1 of 5 | Season 3 of Katja Herbers' "Evil" debuts on Paramount+ Sunday. File Photo Jim Ruymen/UPI | License Photo
NEW YORK, June 12 (UPI) -- Katja Herbers and Mike Colter say one of their favorite things about working on the supernatural series, Evil, is watching creators Robert and Michelle King put their characters in seemingly impossible situations, and then find inspired ways to get them out.
Season 3 debuts on Paramount+ on Sunday. Colter's character David, now a full-fledged Catholic priest and no longer a conflicted seminarian, still is investigating bizarre, possibly demonic cases for the church with the help of forensic psychologist Kristen (Herbers) and tech expert Ben (Aasif Mandvi).
The job often pits the team against the wealthy and sinister Leland (Michael Emerson), who is obsessed with the occult and Kristen's family, particularly her wild mom, Sheryl (Christine Lahti,) and her three precocious young daughters.
Season 2 of the show -- which frequently bends reality with magic, dreams and visions -- ended with David's ordination, Kristen's confession to David that she killed a child predator threatening her family, and a passionate kiss between the co-workers/friends.
"I was really excited to see where the Kings were going to take this kiss," Herbers told UPI in a recent Zoom interview.
"I don't think they knew at the end of Season 2," she added. "They like writing themselves into a corner."
Colter said his fear was that there might be no more story to tell if David actually became a priest.
"Do we have any other place to go with him? Because the journey toward being a priest when he was a seminarian was always interesting," the actor said. "He was a priest in training. It felt like a very interesting place to be in that place of progress and transitioning. Now that he is there, my biggest fear was what do we do now?"
But, once again, the Kings came through.
"We are having our cake and eating it, too, in Season 3," Colter said.
"David is having challenges, but he is also having some fun, although it may not be in reality. I'm not sure where that fun is being had. That's giving the audience a thrill."
Colter also thinks viewers will enjoy that the team members still are together, even though they are headed in a new direction as they fight a powerful malevolent entity.
"We have things to do. We are still on this journey of trying to save the world. That's a big, lofty goal, but we are trying to save a portion of the world, at least," he said.

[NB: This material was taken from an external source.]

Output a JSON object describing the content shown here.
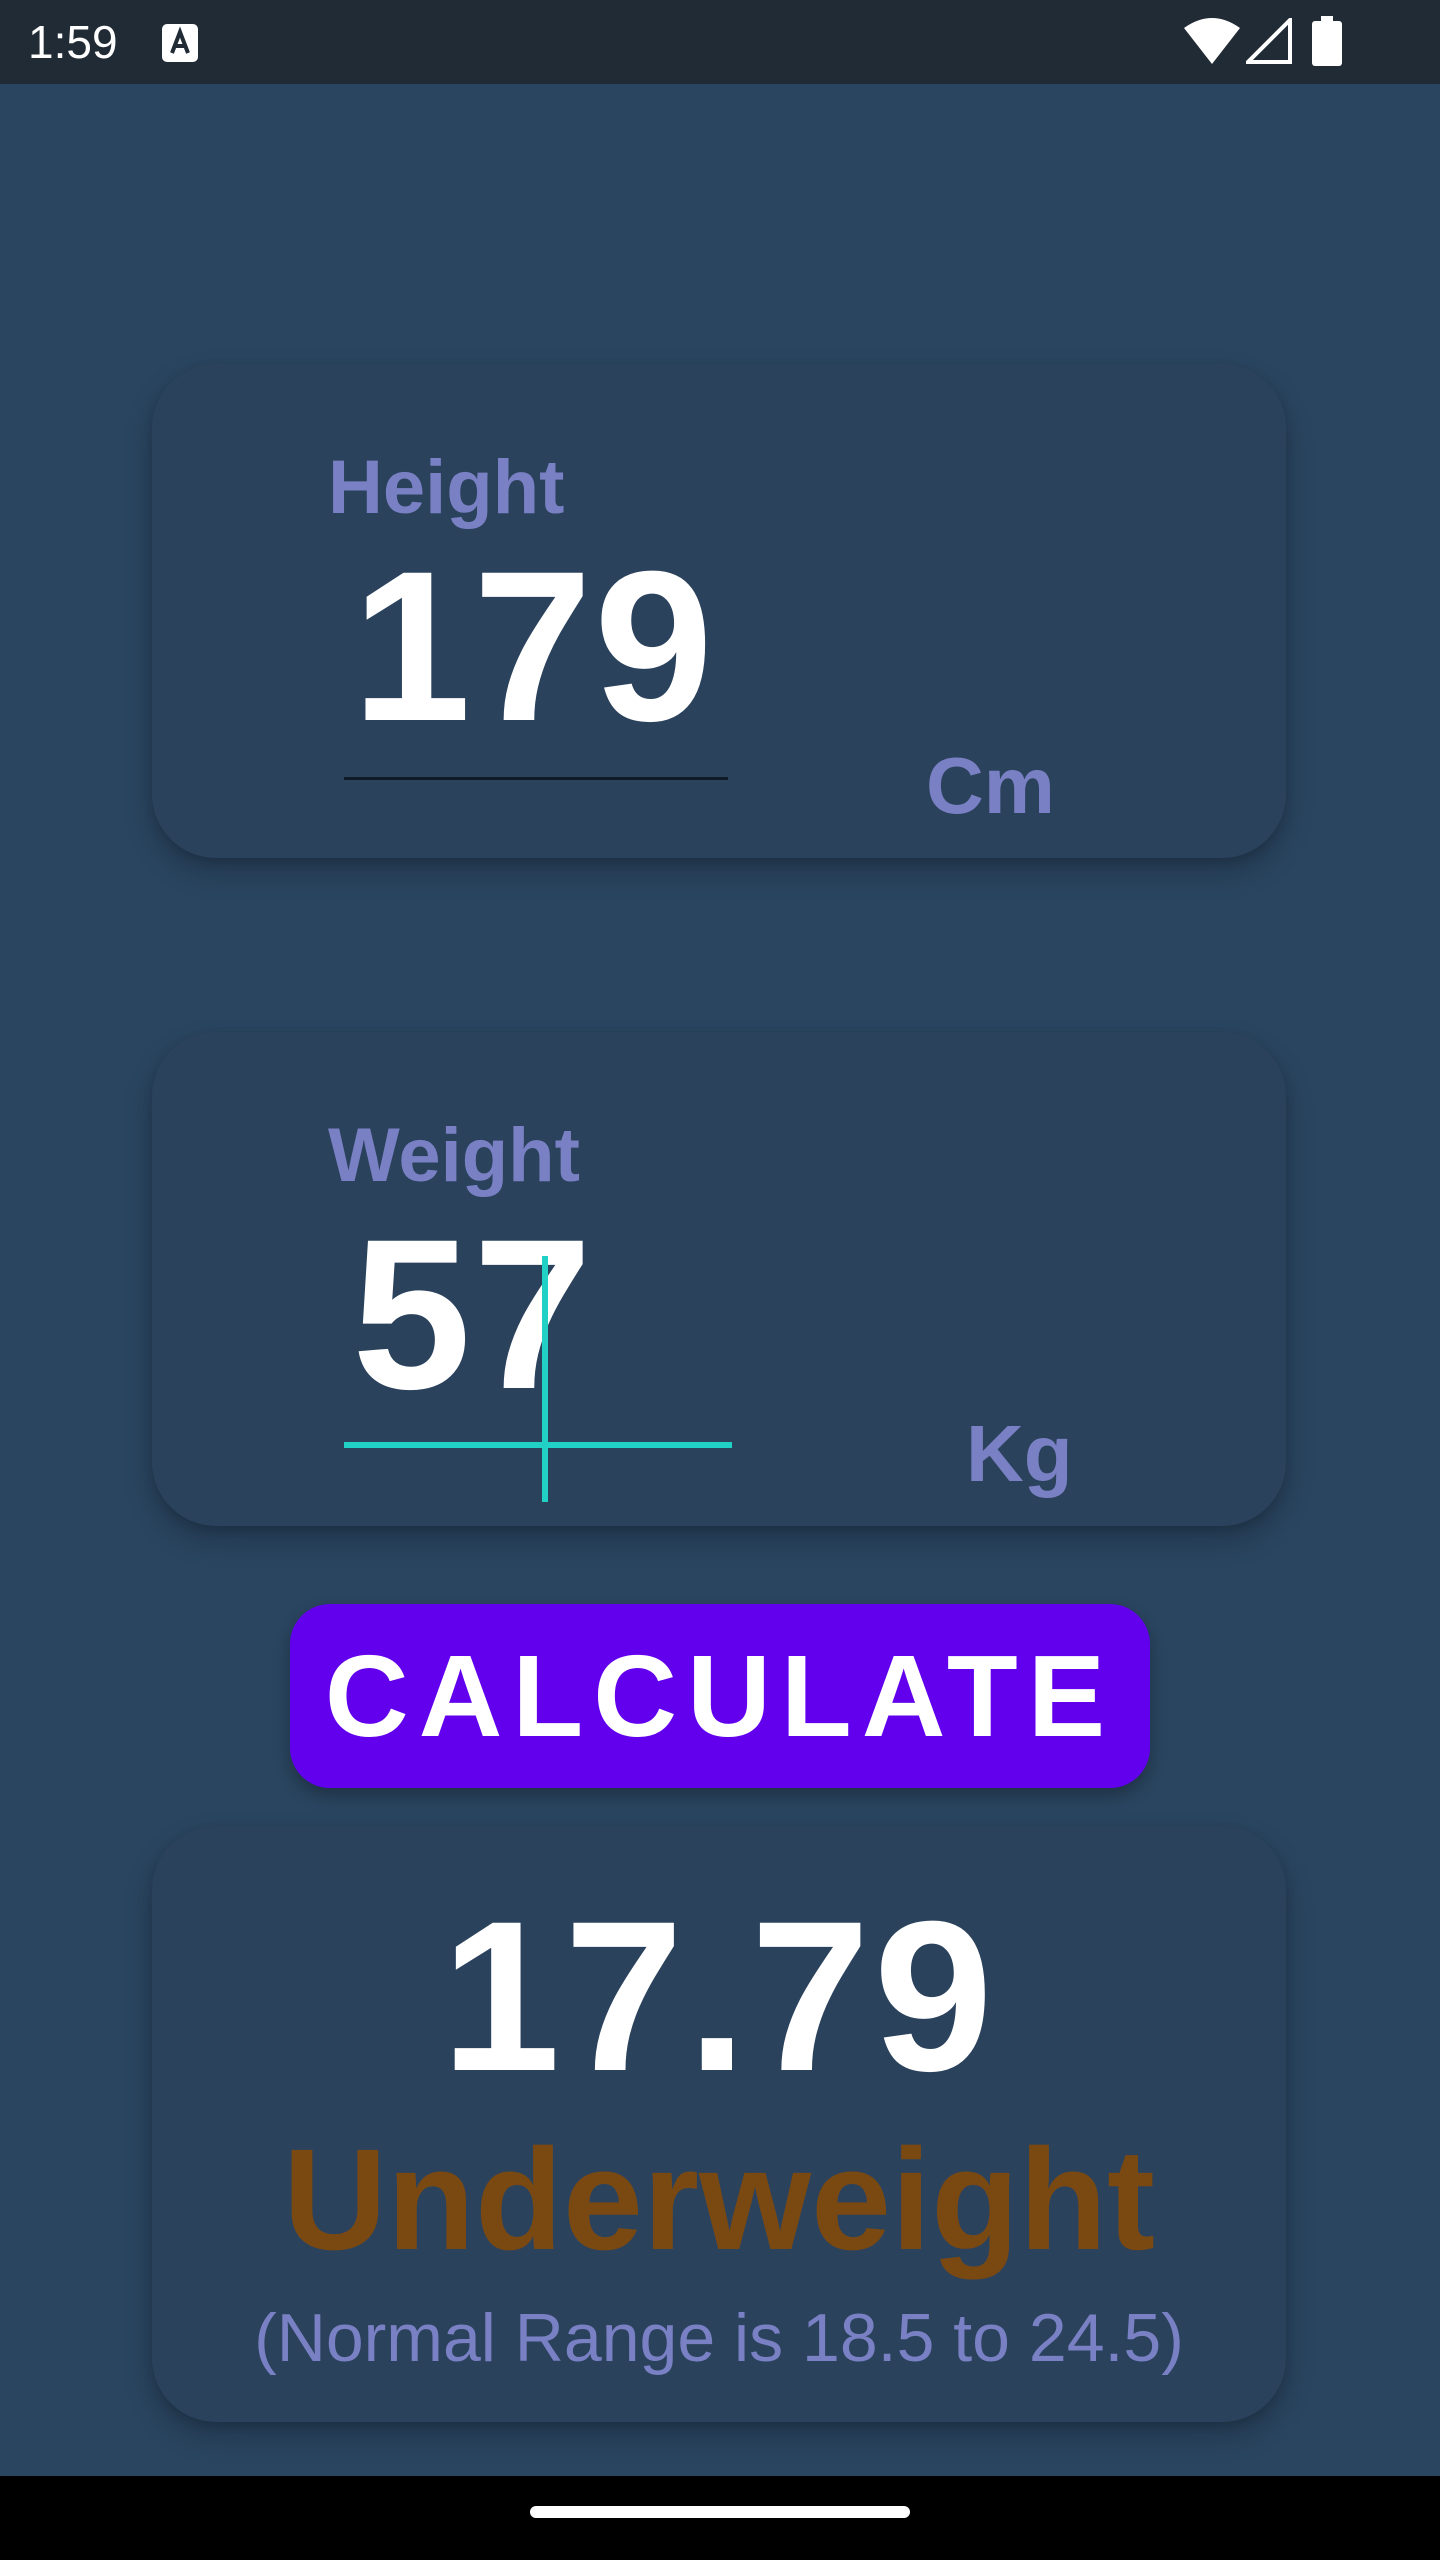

One of the challenges the crew faces this season is conducting their investigations under the influential, recently demonically exorcized Leland, who is still trying to insulate himself into Kristen's family -- seducing her mother and is trying to lure her young daughters to the dark side.
Herbers said Kristen and Leland don't have many scenes together this season, but when they do, there's "fireworks."
"End of Season 2, I was on my way to take him out with my ice ax," Herbers said.
"I came to David, and I said, 'I don't want to do this. I don't want to be a murderer again.' She has to now think of ways to get him out of her life by the law. He is not letting go of her. He is completely obsessed with her, and they are very connected when they do speak.
"We are playing some mega-chess. These are two smart people with the intellectual tools to take each other out. We don't know who is going to win," she added.
While Leland relishes hurting others and wreaking havoc, Kristen's sins haunt her.
"I will do anything to protect my children. I'm going to try not to murder again because murdering is no fun," Erbers laughed.
The actress said it is artistically satisfying to work on a show that not only combines horror, drama, comedy and romance, but also looks at real evil in the modern world.
"It feels very relevant. It's the jackpot for me as an actor," she said.
"We find a way to cleverly discuss what is really happening in the real world and, if people pay attention, we are using everything we have at our disposal in a way that it is sort of grounded and connected to the news, grounded and connected to our day-to-day lives -- things we experience from a family level, from a political level, spiritual level," he said.
"Evil is a very broad title, but it is so specific and so detailed in the way that we unpack a lot of the things we are dealing with," the actor added.
Topics addressed on the show include spirituality, mental illness, isolation, drug abuse, physical violence and recovering from trauma.
"We as a show are doing a really good job at exploring those things, but also not giving people a pass and trying to understand it to the point where we excuse evil," Colter emphasized.
"Sometimes the 'why' isn't as damaging or as important as the actual result. I don't want to always get into this heady thing where we need to know every reason a person does something, but we do need to stop it before it happens."